The Children Act 1989
The Children Act 1989 is the relevant statute that relates to the welfare of children. Its key elements are as follows:
- The paramountcy principle: This states that the welfare of children is at all times paramount and overrides all other considerations.
- The welfare checklist: This refers to a list of factors that are used to ensure that any decision made by the statutory agencies is done so with the child’s best interests in mind. These factors include:
- the child’s physical, emotional and educational needs
- the perceived effect (positive or otherwise) of changing their environment
- the child’s wishes and views wherever possible
- the capability of the child’s parents to meet their needs.
- The no delay/no order principle: No delay should occur in making decisions about a child’s future and courts should not make an order unless it is absolutely in the child’s best interests to do so.
Implications for GPs
- Although GPs provide care for people of all ages, their primary responsibility lies with the child.

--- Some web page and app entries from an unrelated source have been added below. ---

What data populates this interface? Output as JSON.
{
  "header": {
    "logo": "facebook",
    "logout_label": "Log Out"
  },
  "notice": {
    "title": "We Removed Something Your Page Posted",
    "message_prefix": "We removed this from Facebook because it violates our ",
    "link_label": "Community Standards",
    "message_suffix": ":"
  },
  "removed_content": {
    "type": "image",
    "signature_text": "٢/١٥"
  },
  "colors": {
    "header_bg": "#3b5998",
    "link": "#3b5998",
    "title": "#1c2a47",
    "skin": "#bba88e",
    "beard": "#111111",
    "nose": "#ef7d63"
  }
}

- GPs who encounter children in need of protection should discuss their concerns either with social services or with named paediatricians who have a special interest in child protection.
- Sharing of information is a focal point of the child protection process. The Child Protection Case Conference represents the principle venue whereby this happens. Although attendance at conferences might not always be possible, it is important that the views of GPs are represented at conferences by means of a written report.
- All health professionals who have concerns regarding the welfare of children must maintain accurate and contemporaneous clinical notes.
- GPs are uniquely placed to provide continuing support for vulnerable families.
Last edited: 14/1/2004